The task - Where the data below shows a picture, leave that picture out and copy the rest exactly.

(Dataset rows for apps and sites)

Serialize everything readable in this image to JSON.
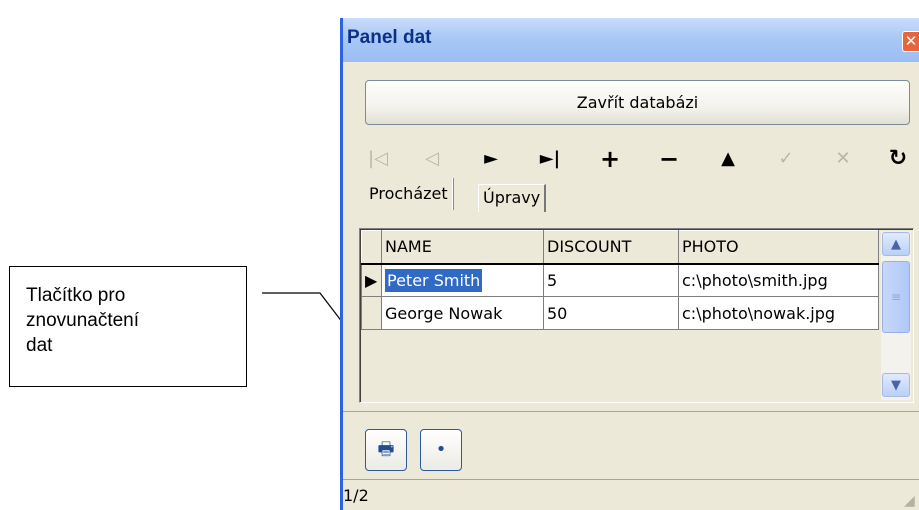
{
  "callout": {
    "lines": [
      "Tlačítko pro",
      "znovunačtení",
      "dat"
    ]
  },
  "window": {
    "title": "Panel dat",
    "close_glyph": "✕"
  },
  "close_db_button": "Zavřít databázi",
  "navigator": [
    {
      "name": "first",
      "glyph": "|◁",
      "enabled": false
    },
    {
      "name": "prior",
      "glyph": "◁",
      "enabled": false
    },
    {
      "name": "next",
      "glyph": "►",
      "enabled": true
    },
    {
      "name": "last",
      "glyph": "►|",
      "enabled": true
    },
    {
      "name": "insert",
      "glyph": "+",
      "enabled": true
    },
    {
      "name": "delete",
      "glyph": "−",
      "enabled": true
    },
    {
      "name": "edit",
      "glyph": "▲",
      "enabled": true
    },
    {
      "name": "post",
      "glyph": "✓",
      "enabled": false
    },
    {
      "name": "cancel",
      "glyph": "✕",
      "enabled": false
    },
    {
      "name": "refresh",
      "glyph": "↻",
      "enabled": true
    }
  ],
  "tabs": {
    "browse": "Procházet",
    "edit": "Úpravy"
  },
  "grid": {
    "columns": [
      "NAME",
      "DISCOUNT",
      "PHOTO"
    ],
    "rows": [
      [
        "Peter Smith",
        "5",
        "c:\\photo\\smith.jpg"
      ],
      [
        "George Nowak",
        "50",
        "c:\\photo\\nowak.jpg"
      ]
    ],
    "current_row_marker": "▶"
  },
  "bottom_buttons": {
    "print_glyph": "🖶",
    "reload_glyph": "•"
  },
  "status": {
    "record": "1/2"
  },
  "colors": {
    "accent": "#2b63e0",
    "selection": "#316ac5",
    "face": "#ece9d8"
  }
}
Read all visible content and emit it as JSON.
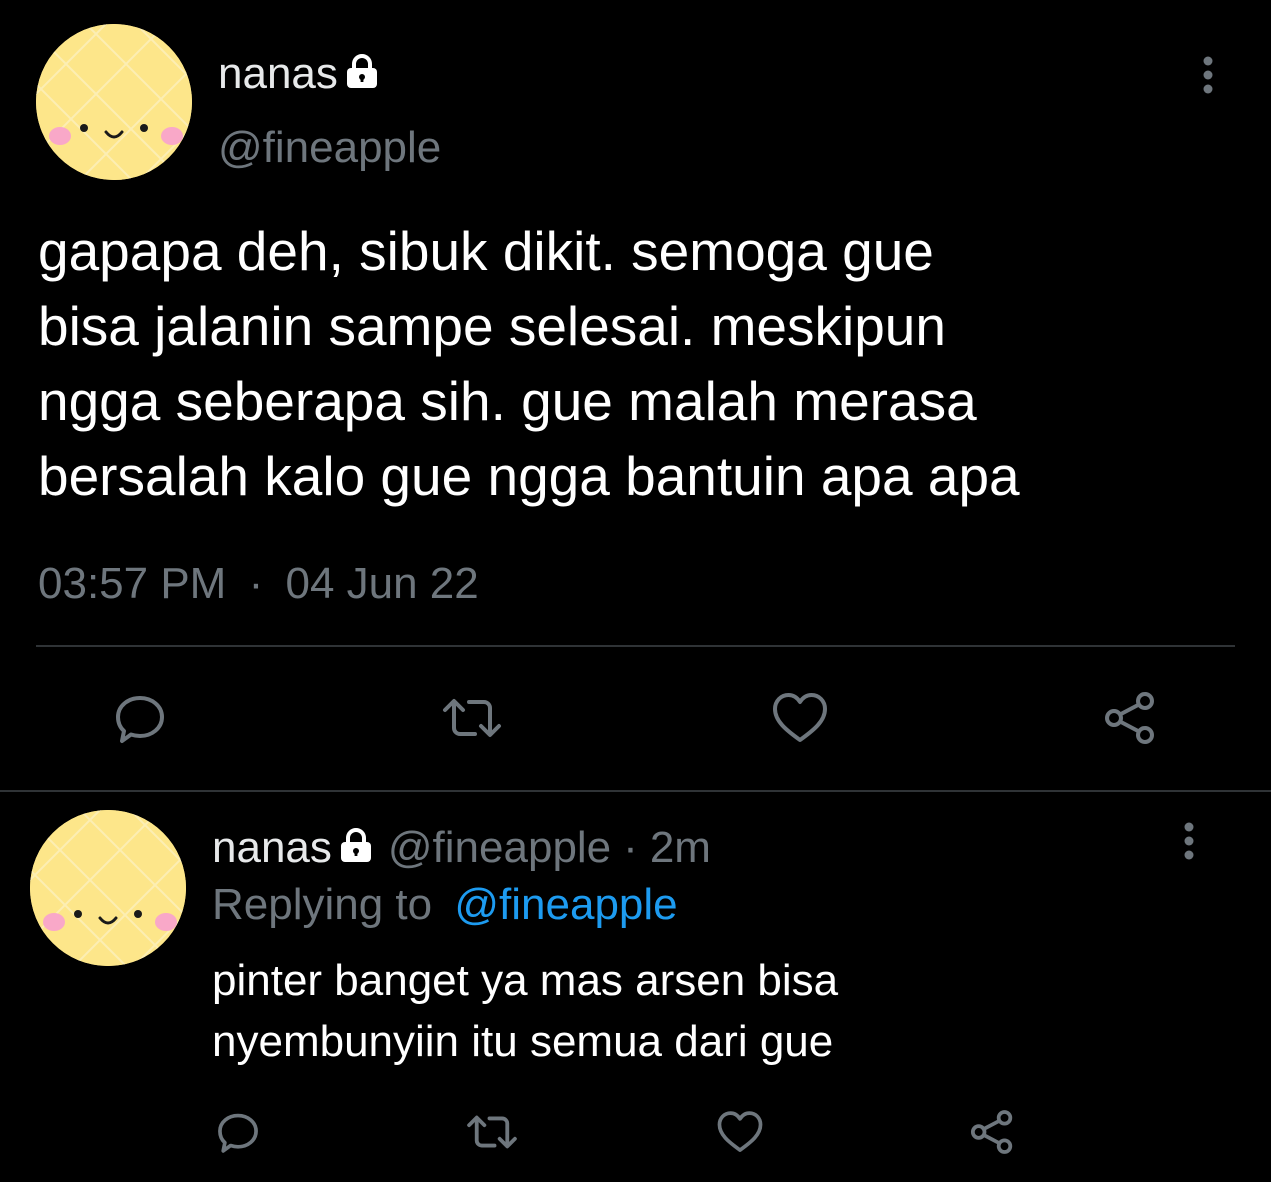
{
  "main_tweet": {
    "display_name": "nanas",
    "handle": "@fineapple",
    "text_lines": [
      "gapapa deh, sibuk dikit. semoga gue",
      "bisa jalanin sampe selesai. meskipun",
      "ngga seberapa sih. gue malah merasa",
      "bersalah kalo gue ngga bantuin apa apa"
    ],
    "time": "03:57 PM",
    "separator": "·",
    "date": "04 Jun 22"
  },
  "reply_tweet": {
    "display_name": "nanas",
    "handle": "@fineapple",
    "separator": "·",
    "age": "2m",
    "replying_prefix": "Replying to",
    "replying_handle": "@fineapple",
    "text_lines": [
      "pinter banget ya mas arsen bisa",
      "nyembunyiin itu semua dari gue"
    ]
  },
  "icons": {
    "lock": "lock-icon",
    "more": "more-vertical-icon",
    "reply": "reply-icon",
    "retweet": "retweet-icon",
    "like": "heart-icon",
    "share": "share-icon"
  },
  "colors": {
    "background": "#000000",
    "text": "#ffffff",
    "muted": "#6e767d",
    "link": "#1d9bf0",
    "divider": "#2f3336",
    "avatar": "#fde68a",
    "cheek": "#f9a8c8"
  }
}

Your solution -
Serialize everything readable in this image to JSON.
{
  "callout": {
    "lines": [
      "Tlačítko pro",
      "znovunačtení",
      "dat"
    ]
  },
  "window": {
    "title": "Panel dat",
    "close_glyph": "✕"
  },
  "close_db_button": "Zavřít databázi",
  "navigator": [
    {
      "name": "first",
      "glyph": "|◁",
      "enabled": false
    },
    {
      "name": "prior",
      "glyph": "◁",
      "enabled": false
    },
    {
      "name": "next",
      "glyph": "►",
      "enabled": true
    },
    {
      "name": "last",
      "glyph": "►|",
      "enabled": true
    },
    {
      "name": "insert",
      "glyph": "+",
      "enabled": true
    },
    {
      "name": "delete",
      "glyph": "−",
      "enabled": true
    },
    {
      "name": "edit",
      "glyph": "▲",
      "enabled": true
    },
    {
      "name": "post",
      "glyph": "✓",
      "enabled": false
    },
    {
      "name": "cancel",
      "glyph": "✕",
      "enabled": false
    },
    {
      "name": "refresh",
      "glyph": "↻",
      "enabled": true
    }
  ],
  "tabs": {
    "browse": "Procházet",
    "edit": "Úpravy"
  },
  "grid": {
    "columns": [
      "NAME",
      "DISCOUNT",
      "PHOTO"
    ],
    "rows": [
      [
        "Peter Smith",
        "5",
        "c:\\photo\\smith.jpg"
      ],
      [
        "George Nowak",
        "50",
        "c:\\photo\\nowak.jpg"
      ]
    ],
    "current_row_marker": "▶"
  },
  "bottom_buttons": {
    "print_glyph": "🖶",
    "reload_glyph": "•"
  },
  "status": {
    "record": "1/2"
  },
  "colors": {
    "accent": "#2b63e0",
    "selection": "#316ac5",
    "face": "#ece9d8"
  }
}
Read all visible content and emit it as JSON.
{
  "main_tweet": {
    "display_name": "nanas",
    "handle": "@fineapple",
    "text_lines": [
      "gapapa deh, sibuk dikit. semoga gue",
      "bisa jalanin sampe selesai. meskipun",
      "ngga seberapa sih. gue malah merasa",
      "bersalah kalo gue ngga bantuin apa apa"
    ],
    "time": "03:57 PM",
    "separator": "·",
    "date": "04 Jun 22"
  },
  "reply_tweet": {
    "display_name": "nanas",
    "handle": "@fineapple",
    "separator": "·",
    "age": "2m",
    "replying_prefix": "Replying to",
    "replying_handle": "@fineapple",
    "text_lines": [
      "pinter banget ya mas arsen bisa",
      "nyembunyiin itu semua dari gue"
    ]
  },
  "icons": {
    "lock": "lock-icon",
    "more": "more-vertical-icon",
    "reply": "reply-icon",
    "retweet": "retweet-icon",
    "like": "heart-icon",
    "share": "share-icon"
  },
  "colors": {
    "background": "#000000",
    "text": "#ffffff",
    "muted": "#6e767d",
    "link": "#1d9bf0",
    "divider": "#2f3336",
    "avatar": "#fde68a",
    "cheek": "#f9a8c8"
  }
}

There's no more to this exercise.